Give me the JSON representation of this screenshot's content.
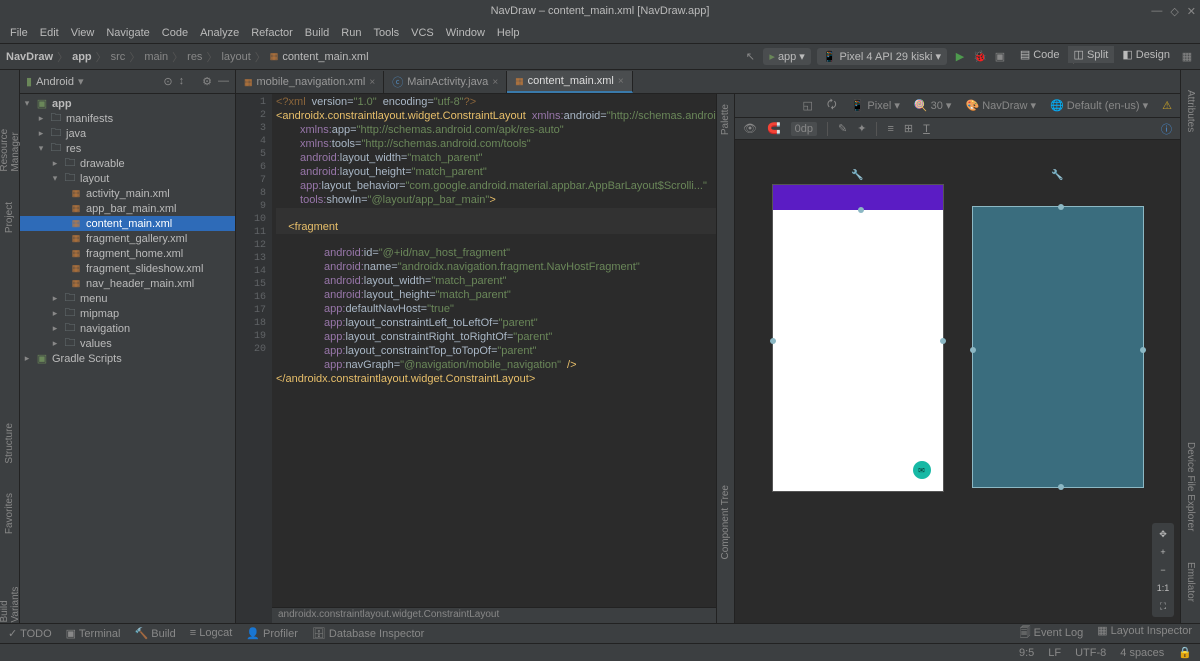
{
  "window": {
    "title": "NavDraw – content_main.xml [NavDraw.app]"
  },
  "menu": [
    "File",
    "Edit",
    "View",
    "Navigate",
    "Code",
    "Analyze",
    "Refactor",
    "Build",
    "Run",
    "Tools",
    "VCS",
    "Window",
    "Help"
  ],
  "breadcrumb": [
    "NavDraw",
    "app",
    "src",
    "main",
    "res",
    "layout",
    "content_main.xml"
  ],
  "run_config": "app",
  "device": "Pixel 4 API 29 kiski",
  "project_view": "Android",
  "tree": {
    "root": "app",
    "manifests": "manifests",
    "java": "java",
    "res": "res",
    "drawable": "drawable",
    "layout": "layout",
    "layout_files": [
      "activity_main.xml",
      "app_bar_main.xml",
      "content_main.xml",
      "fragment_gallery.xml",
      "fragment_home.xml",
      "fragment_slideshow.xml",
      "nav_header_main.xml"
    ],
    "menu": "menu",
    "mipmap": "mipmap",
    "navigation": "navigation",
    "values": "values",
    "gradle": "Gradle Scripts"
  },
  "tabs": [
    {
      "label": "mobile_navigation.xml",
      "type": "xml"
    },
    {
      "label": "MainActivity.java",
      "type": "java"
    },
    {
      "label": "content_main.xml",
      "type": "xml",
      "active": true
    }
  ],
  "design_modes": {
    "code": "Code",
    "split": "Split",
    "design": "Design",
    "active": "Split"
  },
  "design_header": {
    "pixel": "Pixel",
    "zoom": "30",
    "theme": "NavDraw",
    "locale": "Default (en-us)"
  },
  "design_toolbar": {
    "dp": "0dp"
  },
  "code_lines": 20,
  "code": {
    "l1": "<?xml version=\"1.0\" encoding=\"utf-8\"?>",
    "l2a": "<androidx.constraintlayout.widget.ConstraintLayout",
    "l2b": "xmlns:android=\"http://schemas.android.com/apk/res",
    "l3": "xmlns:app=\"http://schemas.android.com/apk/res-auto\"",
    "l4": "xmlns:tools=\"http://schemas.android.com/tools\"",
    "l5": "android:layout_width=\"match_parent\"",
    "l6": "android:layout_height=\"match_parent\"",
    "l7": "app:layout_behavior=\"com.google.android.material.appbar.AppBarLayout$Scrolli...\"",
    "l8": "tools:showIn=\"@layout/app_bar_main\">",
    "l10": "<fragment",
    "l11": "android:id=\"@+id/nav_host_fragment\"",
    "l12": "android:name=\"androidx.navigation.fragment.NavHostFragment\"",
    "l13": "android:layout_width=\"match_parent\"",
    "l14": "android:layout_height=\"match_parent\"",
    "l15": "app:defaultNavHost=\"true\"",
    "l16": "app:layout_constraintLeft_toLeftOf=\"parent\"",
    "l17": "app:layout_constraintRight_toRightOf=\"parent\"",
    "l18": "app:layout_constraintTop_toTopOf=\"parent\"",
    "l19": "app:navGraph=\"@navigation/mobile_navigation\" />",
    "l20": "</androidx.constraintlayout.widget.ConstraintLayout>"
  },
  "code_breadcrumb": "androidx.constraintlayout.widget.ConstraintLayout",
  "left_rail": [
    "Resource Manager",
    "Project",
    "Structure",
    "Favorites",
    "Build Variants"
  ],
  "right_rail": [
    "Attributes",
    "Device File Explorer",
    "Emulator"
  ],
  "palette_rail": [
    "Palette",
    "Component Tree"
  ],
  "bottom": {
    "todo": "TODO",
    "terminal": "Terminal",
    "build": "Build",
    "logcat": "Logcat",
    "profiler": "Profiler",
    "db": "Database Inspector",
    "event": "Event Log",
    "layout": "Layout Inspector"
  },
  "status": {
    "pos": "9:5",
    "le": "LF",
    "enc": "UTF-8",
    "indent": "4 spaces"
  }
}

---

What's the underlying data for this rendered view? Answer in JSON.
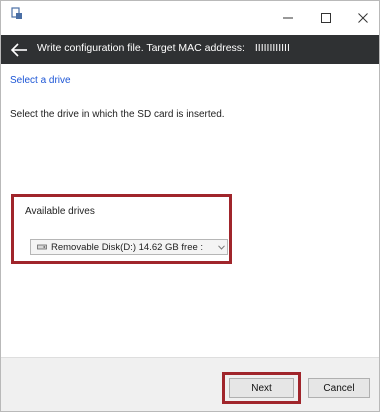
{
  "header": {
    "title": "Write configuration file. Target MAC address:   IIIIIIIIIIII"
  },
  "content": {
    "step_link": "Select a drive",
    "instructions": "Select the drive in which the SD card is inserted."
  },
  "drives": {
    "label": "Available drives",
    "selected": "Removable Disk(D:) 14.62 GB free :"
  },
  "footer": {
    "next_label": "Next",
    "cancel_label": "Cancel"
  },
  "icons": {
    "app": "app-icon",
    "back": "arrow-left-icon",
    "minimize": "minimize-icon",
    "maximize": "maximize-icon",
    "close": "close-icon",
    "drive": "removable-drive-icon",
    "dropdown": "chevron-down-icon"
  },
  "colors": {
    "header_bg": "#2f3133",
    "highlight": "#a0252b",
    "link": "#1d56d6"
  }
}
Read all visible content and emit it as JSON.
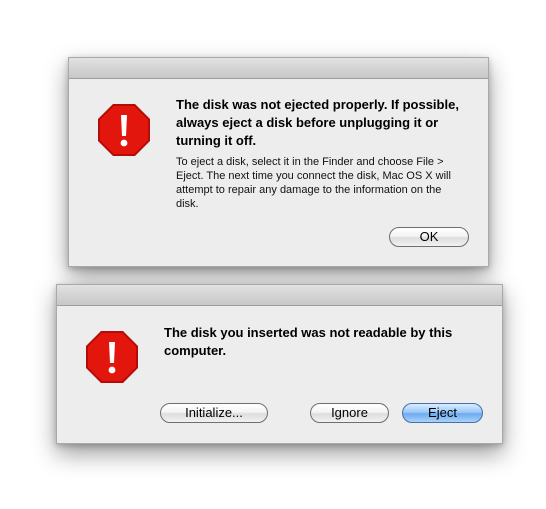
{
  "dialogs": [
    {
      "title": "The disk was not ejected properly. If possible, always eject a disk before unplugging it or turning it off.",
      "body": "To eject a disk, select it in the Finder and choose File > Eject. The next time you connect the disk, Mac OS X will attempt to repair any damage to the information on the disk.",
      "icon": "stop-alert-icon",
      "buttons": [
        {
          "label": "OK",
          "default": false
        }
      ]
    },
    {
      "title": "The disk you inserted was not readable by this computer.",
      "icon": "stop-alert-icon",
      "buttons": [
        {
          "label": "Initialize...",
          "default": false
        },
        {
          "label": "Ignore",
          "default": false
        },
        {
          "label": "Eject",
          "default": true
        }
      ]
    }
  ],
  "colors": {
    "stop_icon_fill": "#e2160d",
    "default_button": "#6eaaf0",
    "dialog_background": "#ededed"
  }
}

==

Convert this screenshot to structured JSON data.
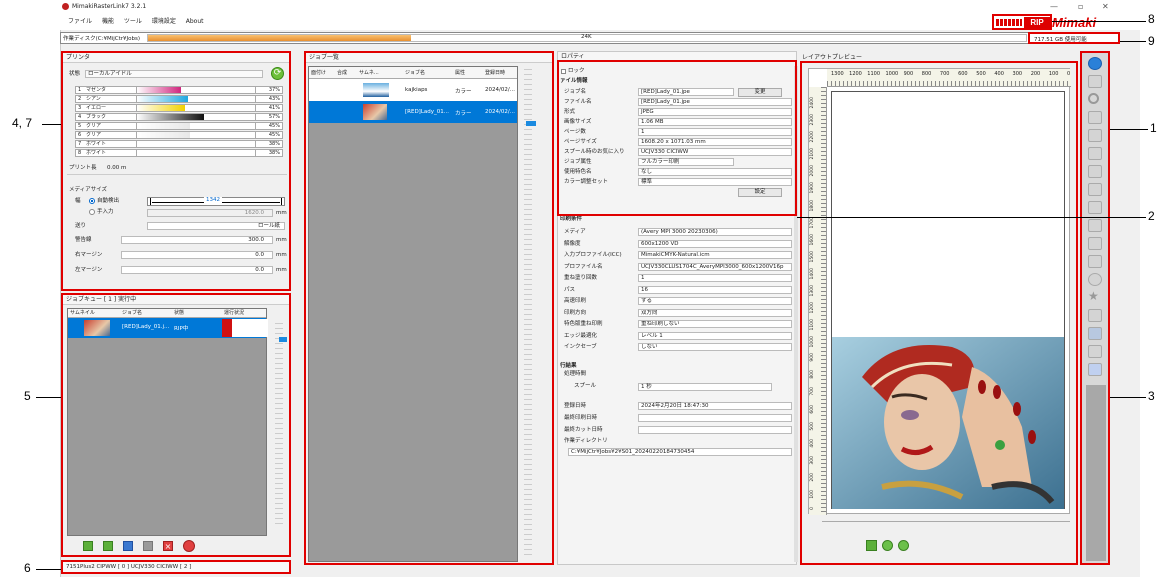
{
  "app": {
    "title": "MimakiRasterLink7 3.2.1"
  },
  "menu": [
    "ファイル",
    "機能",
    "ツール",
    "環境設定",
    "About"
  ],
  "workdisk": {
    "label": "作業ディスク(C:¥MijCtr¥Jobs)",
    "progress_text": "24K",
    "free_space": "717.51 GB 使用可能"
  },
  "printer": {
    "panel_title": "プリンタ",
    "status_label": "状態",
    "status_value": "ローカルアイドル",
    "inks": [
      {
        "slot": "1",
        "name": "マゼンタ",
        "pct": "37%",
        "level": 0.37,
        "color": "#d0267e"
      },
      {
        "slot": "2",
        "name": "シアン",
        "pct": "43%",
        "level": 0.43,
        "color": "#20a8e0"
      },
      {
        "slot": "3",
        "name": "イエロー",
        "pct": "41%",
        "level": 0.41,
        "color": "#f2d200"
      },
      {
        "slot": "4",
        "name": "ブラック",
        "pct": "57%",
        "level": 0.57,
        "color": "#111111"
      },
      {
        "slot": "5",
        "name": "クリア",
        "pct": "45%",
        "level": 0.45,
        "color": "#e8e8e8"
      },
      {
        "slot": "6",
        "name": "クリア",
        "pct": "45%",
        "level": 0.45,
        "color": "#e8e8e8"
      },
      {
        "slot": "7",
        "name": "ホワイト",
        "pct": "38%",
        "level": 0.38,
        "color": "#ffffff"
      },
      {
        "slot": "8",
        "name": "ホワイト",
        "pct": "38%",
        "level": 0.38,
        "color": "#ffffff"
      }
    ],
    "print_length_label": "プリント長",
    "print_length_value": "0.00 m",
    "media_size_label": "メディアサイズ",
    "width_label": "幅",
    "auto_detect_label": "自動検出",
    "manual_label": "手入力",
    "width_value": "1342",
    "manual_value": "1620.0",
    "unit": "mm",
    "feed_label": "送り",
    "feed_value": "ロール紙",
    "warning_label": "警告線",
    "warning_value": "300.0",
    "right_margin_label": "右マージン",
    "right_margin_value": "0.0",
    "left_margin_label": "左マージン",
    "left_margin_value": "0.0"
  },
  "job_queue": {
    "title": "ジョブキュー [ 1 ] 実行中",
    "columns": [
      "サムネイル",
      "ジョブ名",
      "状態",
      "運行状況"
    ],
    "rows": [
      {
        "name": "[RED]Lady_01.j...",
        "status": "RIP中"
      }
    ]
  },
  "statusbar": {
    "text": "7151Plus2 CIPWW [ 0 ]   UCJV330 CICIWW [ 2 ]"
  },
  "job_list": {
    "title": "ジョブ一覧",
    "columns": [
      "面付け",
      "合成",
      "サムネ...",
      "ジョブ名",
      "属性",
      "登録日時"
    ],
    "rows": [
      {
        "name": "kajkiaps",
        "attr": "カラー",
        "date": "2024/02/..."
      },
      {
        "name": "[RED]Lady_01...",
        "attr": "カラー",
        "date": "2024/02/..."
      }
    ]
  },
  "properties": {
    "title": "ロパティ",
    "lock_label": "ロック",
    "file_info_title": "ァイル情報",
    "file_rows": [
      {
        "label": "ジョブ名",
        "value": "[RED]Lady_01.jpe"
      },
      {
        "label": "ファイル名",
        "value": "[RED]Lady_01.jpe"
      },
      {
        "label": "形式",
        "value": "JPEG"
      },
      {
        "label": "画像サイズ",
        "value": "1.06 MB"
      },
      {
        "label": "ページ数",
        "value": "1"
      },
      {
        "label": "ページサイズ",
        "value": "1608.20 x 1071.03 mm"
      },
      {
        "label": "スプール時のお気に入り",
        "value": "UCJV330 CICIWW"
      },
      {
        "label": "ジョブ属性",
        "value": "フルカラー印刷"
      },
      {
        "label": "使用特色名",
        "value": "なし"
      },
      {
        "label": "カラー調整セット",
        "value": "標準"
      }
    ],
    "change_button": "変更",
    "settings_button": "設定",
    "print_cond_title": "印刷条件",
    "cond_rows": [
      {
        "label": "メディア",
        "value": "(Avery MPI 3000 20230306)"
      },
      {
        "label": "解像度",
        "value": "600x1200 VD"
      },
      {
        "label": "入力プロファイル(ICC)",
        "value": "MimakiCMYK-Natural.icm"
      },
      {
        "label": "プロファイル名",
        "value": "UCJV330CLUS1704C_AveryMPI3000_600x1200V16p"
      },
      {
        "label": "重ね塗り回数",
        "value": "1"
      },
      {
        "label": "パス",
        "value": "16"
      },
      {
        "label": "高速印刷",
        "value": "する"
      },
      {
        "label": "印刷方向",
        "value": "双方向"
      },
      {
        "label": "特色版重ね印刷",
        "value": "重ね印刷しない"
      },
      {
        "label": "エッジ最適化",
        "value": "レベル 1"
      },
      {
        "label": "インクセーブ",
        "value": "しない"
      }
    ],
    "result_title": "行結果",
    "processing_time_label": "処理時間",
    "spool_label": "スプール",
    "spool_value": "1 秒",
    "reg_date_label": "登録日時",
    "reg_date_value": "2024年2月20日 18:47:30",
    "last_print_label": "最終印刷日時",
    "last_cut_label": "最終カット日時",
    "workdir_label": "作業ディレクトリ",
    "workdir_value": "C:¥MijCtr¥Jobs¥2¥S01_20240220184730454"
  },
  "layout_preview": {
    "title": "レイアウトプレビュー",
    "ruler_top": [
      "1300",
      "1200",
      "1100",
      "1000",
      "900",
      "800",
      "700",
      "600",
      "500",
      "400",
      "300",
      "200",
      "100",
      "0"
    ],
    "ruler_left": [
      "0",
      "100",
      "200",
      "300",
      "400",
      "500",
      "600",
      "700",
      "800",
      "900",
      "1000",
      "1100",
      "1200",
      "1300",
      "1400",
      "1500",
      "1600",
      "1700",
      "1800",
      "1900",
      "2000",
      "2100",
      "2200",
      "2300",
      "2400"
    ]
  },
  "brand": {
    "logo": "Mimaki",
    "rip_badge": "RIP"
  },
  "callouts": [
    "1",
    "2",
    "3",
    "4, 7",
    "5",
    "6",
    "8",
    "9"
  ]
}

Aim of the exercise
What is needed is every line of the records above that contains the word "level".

Completed exercise
        "level": 0.37,
        "level": 0.43,
        "level": 0.41,
        "level": 0.57,
        "level": 0.45,
        "level": 0.45,
        "level": 0.38,
        "level": 0.38,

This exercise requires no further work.